On Oct. 13, the St. Thomas community gathered in the Anderson Student Center atrium for a Prayer for Peace. Members of the St. Thomas community from a variety of faiths united in prayer for an end to the terrorist attacks in Israel and for the well-being of Israelis and Palestinians affected by the war.
“Our campus, although half a world away from the reality of this war, is not immune to the impact of this week's events,” Father Lawrence Blake, director of Campus Ministry, stated before the prayer led by Marta Pereira, associate director of Campus Ministry.
Mike Klein, director of the Justice and Peace Studies Program, thinks it’s important to take a moment in prayer across different traditions. “When we are in the moment of crisis, when we recognize human suffering, when our hearts are hurting in different ways, we need to try to find a way to come together. So, I think prayer is a beautiful first response.”
The Prayer for Peace included students and staff who recited Christian, Jewish and Islamic scripture and readings, including some words in Hebrew and Arabic.
“It's wonderful to start with prayer at a time when there is suffering, uncertainty and loss in multiple communities,” said Fuad Naeem, assistant professor of comparative theology and director of the Encountering Islam Initiative at the University of St. Thomas, who attended the event.
With October being Respect Life Month and the month of the rosary, Campus Ministry organized a rosary procession around campus to pray for the dignity of human life at all stages. Members of the St. Thomas community gathered at John P. Monahan Plaza and recited the rosary while walking toward the Peace Garden.
In honor of Hispanic Heritage Month, Campus Ministry held the Misa y Mesa Spanish Mass on Oct. 12 in the Florance Chapel on the lower level of the Chapel of St. Thomas Aquinas.
“In Latin America, community is a big part of our faith. We have a saying that says, ‘De la Misa a la Mesa,’ which means from the Mass to the table,” Pereira explained. “That is why we have called this program Misa y Mesa, a program that gathers us to celebrate the Eucharist and then provides a space to build community and fellowship around the table with traditional Hispanic food afterward.”

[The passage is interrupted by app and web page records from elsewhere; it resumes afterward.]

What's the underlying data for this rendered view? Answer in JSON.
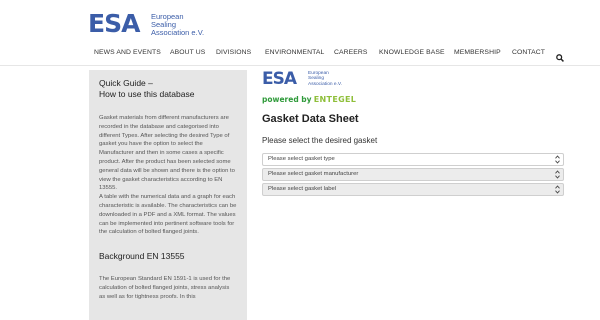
{
  "header": {
    "logo": {
      "letters": "ESA",
      "lines": [
        "European",
        "Sealing",
        "Association e.V."
      ]
    },
    "nav": [
      {
        "label": "NEWS AND EVENTS",
        "name": "nav-news-and-events"
      },
      {
        "label": "ABOUT US",
        "name": "nav-about-us"
      },
      {
        "label": "DIVISIONS",
        "name": "nav-divisions"
      },
      {
        "label": "ENVIRONMENTAL",
        "name": "nav-environmental"
      },
      {
        "label": "CAREERS",
        "name": "nav-careers"
      },
      {
        "label": "KNOWLEDGE BASE",
        "name": "nav-knowledge-base"
      },
      {
        "label": "MEMBERSHIP",
        "name": "nav-membership"
      },
      {
        "label": "CONTACT",
        "name": "nav-contact"
      }
    ],
    "search_icon": "search-icon"
  },
  "sidebar": {
    "quick_guide_title_line1": "Quick Guide –",
    "quick_guide_title_line2": "How to use this database",
    "quick_guide_text": "Gasket materials from different manufacturers are recorded in the database and categorised into different Types. After selecting the desired Type of gasket you have the option to select the Manufacturer and then in some cases a specific product. After the product has been selected some general data will be shown and there is the option to view the gasket characteristics according to EN 13555.",
    "quick_guide_text2": "A table with the numerical data and a graph for each characteristic is available. The characteristics can be downloaded in a PDF and a XML format. The values can be implemented into pertinent software tools for the calculation of bolted flanged joints.",
    "background_title": "Background EN 13555",
    "background_text": "The European Standard EN 1591-1 is used for the calculation of bolted flanged joints, stress analysis as well as for tightness proofs. In this"
  },
  "main": {
    "logo": {
      "letters": "ESA",
      "lines": [
        "European",
        "Sealing",
        "Association e.V."
      ],
      "powered_by": "powered by",
      "brand": "ENTEGEL"
    },
    "title": "Gasket Data Sheet",
    "subtitle": "Please select the desired gasket",
    "selects": [
      {
        "placeholder": "Please select gasket type",
        "name": "gasket-type-select"
      },
      {
        "placeholder": "Please select gasket manufacturer",
        "name": "gasket-manufacturer-select"
      },
      {
        "placeholder": "Please select gasket label",
        "name": "gasket-label-select"
      }
    ]
  },
  "colors": {
    "brand_blue": "#3b5da8",
    "green": "#2f9a3a",
    "lime": "#8fbf3a",
    "sidebar_bg": "#e6e6e6"
  }
}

The Misa y Mesa Mass celebrated the Eucharist and the legacy of the Catholic faith. The Mass was entirely in Spanish.
“Participating in Mass in Spanish is a profoundly enriching experience for me; it rekindles cherished childhood memories, and the soul-stirring alabanza (praise) songs I've known since my youth reinforce my faith and my identity as a Latina Catholic,” said Manuela Hill-Muñoz, director of social justice and changemaking. “It was a truly beautiful moment to come together in worship with individuals who share my cultural heritage, and to celebrate our shared bonds.“

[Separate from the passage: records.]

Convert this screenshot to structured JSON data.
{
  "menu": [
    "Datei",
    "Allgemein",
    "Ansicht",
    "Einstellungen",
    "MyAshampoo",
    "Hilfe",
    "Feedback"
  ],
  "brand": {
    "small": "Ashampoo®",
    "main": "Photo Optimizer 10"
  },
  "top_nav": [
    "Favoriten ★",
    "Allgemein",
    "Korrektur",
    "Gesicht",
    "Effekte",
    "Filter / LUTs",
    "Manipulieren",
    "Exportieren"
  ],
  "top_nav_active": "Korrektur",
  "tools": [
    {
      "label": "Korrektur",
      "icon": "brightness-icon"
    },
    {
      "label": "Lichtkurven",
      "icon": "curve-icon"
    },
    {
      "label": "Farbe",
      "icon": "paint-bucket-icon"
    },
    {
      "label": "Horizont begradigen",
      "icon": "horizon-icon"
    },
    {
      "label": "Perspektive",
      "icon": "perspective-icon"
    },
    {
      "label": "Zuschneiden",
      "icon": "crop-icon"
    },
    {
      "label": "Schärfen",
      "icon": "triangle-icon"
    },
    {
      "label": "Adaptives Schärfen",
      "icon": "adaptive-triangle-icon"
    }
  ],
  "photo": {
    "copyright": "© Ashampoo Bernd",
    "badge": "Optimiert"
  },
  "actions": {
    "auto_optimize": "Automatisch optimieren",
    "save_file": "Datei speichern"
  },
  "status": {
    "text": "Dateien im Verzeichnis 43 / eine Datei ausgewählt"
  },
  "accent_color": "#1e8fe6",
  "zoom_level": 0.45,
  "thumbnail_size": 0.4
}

Campus Ministry also holds a variety of special prayer services, in addition to daily Mass.
On Oct. 18, nearly 350 people from across the country and the world will participate in the inaugural Pray It Forward, a 15-minute online prayer gathering offered every month by the Office for Mission and Alumni Engagement. Pray it Forward is offered via Zoom registration.